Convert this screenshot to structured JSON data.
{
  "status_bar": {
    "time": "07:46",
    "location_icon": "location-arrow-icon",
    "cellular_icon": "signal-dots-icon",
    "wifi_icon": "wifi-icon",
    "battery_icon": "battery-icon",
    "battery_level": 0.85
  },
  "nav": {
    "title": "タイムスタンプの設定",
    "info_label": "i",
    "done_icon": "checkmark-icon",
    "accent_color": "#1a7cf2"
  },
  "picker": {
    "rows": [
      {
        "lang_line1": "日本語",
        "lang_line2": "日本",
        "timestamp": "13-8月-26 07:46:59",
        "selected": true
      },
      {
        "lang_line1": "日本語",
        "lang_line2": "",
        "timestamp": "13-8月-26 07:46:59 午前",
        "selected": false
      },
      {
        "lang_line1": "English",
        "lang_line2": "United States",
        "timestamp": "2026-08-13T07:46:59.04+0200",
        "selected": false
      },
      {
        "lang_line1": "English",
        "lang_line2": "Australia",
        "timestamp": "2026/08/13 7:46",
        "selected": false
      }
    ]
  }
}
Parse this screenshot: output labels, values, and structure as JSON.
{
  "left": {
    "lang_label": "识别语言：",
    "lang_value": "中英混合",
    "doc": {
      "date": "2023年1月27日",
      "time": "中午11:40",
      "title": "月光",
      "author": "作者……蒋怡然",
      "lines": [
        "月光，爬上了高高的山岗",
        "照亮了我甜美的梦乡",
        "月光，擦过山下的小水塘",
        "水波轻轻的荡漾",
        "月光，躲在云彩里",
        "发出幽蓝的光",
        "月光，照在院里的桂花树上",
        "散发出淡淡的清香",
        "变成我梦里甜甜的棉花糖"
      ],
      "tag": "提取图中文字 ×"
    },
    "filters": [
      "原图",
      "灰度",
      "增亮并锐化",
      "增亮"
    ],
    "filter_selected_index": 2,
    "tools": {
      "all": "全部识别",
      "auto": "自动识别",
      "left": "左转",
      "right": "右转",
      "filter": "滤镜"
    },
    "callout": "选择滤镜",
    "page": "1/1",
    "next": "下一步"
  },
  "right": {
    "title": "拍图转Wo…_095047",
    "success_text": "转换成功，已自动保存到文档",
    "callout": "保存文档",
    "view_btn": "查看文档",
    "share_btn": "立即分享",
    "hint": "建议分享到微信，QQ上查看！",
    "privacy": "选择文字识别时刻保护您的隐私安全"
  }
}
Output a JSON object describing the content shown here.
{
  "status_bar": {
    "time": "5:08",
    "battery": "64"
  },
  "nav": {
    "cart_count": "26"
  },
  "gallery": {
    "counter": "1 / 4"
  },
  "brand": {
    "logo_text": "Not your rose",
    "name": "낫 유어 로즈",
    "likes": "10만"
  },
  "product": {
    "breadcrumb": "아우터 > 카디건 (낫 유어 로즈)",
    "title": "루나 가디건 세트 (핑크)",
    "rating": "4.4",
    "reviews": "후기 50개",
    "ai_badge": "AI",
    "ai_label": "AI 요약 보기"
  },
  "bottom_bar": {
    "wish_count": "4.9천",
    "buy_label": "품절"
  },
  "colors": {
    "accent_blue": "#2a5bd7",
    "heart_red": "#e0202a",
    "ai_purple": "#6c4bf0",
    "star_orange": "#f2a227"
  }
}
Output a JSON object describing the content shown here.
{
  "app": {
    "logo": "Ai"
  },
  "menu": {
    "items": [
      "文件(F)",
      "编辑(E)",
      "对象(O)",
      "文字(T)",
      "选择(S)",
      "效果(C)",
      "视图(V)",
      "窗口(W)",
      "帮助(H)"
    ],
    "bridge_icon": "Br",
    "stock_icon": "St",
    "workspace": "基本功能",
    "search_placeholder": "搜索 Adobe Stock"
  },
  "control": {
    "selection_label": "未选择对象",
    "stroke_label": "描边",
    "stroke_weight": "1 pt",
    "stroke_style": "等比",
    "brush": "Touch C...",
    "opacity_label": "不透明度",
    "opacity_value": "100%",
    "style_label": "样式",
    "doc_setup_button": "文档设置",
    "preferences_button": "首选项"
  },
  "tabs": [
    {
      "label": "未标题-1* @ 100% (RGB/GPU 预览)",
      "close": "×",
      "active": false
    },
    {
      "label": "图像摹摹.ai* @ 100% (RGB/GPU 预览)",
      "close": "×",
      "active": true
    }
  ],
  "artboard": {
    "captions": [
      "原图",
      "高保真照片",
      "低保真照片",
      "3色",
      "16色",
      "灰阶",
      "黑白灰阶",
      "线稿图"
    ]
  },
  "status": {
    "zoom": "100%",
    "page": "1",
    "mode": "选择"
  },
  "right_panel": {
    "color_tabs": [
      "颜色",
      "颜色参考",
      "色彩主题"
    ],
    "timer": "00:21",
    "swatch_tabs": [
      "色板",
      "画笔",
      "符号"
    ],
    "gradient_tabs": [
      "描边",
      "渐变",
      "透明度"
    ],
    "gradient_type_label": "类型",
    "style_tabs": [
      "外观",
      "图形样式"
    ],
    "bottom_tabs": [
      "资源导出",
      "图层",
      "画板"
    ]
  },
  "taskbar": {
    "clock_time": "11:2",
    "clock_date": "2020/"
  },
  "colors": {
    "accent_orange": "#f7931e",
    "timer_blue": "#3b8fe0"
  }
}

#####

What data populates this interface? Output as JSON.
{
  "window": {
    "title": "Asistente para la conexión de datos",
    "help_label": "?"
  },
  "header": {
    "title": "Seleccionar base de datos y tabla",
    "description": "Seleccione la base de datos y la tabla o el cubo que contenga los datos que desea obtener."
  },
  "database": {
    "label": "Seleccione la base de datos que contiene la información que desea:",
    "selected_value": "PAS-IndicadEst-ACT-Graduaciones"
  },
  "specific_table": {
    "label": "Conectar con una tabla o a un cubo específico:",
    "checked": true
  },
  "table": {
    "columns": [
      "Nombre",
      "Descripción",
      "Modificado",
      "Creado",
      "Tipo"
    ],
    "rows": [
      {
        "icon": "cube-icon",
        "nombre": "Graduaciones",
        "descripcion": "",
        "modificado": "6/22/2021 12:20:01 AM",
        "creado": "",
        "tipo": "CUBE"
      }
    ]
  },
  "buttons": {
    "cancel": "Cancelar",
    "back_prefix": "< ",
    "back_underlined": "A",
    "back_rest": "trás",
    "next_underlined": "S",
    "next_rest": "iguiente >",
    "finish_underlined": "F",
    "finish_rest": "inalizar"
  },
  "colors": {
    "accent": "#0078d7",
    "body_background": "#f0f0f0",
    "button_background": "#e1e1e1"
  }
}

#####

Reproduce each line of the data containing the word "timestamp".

        "timestamp": "13-8月-26 07:46:59",
        "timestamp": "13-8月-26 07:46:59 午前",
        "timestamp": "2026-08-13T07:46:59.04+0200",
        "timestamp": "2026/08/13 7:46",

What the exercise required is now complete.